How to Cook on the Big Green Egg

by Jacob Queen ; Updated September 28, 2017

Steaks can have a great flavor when cooked on a grill.

meat on grill image by blaine stiger from Fotolia.com

The Big Green Egg is a very popular wood smoker that can also be used to grill. It's known for its ease of use and versatility with different kinds of cooking. The main key to its success is the ability to easily control and monitor temperatures, along with a wide variety of temperature ranges. People can use the Big Green Egg for everything from searing steaks to slowly smoking foods at very low temperatures.

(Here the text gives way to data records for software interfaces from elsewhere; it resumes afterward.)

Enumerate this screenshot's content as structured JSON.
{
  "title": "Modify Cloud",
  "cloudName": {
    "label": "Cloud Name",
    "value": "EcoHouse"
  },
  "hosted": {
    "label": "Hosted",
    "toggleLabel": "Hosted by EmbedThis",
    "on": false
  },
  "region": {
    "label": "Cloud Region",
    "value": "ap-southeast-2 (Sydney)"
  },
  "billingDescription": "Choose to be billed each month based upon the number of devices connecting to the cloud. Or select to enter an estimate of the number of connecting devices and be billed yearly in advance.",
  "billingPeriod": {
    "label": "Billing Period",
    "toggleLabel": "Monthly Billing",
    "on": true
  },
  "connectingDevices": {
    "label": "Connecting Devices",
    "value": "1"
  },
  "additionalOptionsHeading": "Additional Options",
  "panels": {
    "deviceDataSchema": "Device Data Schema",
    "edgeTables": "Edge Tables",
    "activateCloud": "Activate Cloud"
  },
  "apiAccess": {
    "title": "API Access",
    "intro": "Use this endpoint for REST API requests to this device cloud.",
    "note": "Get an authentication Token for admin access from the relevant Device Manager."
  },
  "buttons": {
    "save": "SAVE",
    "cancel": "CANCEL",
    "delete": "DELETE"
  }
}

Put lump charcoal into the Green Egg's firebox and start a fire. The company that sells the Green Egg also sells special paraffin wax and sawdust fire starters that make starting a fire easier. You can use either a match or a lighter to ignite the fire starters. You can also buy an electric fire starter for your Big Green Egg.

Close the Egg and monitor the temperature reading on the lid. Open the dampers wider to raise the temperature and close them to lower it. For searing, the temperature should be higher than 600 degrees Fahrenheit; for smoking, the temperature should be around 275 degrees. Some foods, such as whole pieces of chicken, need temperatures around 350 degrees.

Place your food in the grill. Some foods, like steaks, are cooked directly on the surface. Other foods need to be cooked on one of the accessories that allow for indirect heat, such as the plate setter, or the baking stone.

Close the grill and cook your food for the correct amount of time. Unlike many other grills, the Big Green Egg is always closed while cooking.

The amount of time for cooking varies depending on the food and the recipe. Some foods, like steaks, may cook in as little as 5 minutes at certain heat settings. In other cases, foods may need to cook for several hours. You may have to open the Egg at certain points to turn meats so that everything is cooked evenly.

Remove your food from the Egg and then put out the fire by closing the Egg and shutting the dampers so that no air can get inside.

Photo Credits

  • meat on grill image by blaine stiger from Fotolia.com

About the Author

Jacob Queen has been a professional freelance content creator since 2009. He has written articles on a variety of subjects for several online publications. He is also a guitarist, screenwriter and amateur filmmaker with more than 10 years of experience in each field. Queen studied English composition and literature at Truett-McConnell College.